Bengaluru, or is it still Bangalore, is the hotbed of the Indian IT industry. This is what has been drilled into many people. But the electoral results seem to have denied the truth of the assessment.
How else would you reconcile the fact that Nandan Nilekani, one of the blue-eyed boys of the IT industry, lost to the professional politician Ananth Kumar by a whopping twenty percentage points – 56 to 36? All of Nilekani’s IT furbished sheen did not amount to a hill of beans with the electorate of the Bangalore South Lok Sabha constituency (IT industry backyard).
I have an explanation. The reason for Nilekani’s non-performance in the electoral front must be ascribed to his stint as the chairman of the UIDAI, the IT focused ID initiative of the government. (How the Modi government tackles this monster is something that should concern all of us).
I have had a running battle with that agency, after having gone through the process three times, each time after the first, upon being asked to re-enroll and re-re-enroll by the agency because the previous attempts had been a failure. Even as I am typing this I got a message from UIDAI on my mobile that my enrollment has been rejected because of duplication! I swear I have no intention of duplicating my identity anywhere, even on blogspot, facebook, Linked In!

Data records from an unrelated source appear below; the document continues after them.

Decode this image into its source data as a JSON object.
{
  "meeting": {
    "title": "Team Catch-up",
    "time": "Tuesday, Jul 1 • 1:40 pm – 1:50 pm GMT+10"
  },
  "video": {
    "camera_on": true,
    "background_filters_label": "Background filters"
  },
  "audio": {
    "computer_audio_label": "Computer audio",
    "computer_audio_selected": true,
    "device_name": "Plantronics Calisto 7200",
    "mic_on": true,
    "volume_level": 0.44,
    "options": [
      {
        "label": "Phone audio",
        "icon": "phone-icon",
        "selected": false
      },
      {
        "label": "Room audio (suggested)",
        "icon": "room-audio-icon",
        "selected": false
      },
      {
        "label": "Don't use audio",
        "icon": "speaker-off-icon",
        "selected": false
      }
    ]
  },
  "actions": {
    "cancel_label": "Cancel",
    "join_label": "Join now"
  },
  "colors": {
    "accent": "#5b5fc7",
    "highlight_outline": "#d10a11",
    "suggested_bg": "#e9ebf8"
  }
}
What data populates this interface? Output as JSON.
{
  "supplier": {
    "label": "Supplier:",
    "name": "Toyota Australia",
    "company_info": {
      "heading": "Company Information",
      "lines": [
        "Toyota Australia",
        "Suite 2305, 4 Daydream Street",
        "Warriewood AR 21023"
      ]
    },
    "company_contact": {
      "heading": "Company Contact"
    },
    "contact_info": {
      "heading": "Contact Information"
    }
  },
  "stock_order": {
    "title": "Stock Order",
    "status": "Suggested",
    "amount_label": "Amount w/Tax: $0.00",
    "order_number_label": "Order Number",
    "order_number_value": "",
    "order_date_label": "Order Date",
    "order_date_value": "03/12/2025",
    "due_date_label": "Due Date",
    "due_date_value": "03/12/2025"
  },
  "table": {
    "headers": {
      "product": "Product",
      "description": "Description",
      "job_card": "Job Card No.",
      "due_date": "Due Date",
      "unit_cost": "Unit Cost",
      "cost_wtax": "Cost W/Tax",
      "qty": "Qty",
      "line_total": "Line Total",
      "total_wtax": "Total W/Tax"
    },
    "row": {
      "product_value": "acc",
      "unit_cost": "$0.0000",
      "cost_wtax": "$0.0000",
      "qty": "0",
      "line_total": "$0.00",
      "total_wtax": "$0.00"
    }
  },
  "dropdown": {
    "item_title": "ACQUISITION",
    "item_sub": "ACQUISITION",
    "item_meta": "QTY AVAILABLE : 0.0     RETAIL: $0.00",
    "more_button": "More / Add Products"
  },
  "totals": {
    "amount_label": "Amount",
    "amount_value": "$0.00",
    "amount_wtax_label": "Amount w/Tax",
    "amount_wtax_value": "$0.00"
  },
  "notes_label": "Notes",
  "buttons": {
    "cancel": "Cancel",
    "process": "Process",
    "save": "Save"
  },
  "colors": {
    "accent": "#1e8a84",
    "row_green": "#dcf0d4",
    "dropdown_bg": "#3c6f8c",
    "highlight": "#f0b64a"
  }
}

I am not a manual laborer and there was no problem with my fingerprints. There were no obvious errors in my iris reading as I understood and my photograph came out normal. Yet …
The problem is now being compounded as I will be leaving Delhi where this UIDAI drama has been enacted and will be shifting base to Tamil Nadu and my odyssey will, I am afraid, continue.
As usual, lack of accountability. If UIDAI is not accountable, the voter must have thought that its chairman too will be unaccountable, to his constituency. Hence the unsurprising result, I surmise.
Looking at the numbers, upwards of 630,000 people said Ananth Kumar is more responsive. In contrast only about 400,000 people said likewise for Nilekani. I suspect that the six hundred thousand people who voted for Ananth suffered a UIDAI fate not dissimilar to mine. So, I am in good company, and Nilekani not so, not even one of the forty four Congress MPs.
Going beyond UIDAI, the results are a pointer to the status of the IT industry in the minds of the people. If a technocrat has to lose to a professional politician quite so massively, that too in the former’s backyard, the IT hype must be called into question. This too – as I am a member of the non-IT engineering tribe – brings me a measure of satisfaction and a smile to my face.
All in all, I am a winner and the Indian IT industry is a loser. Nilekani went to all that trouble to prove this obvious fact!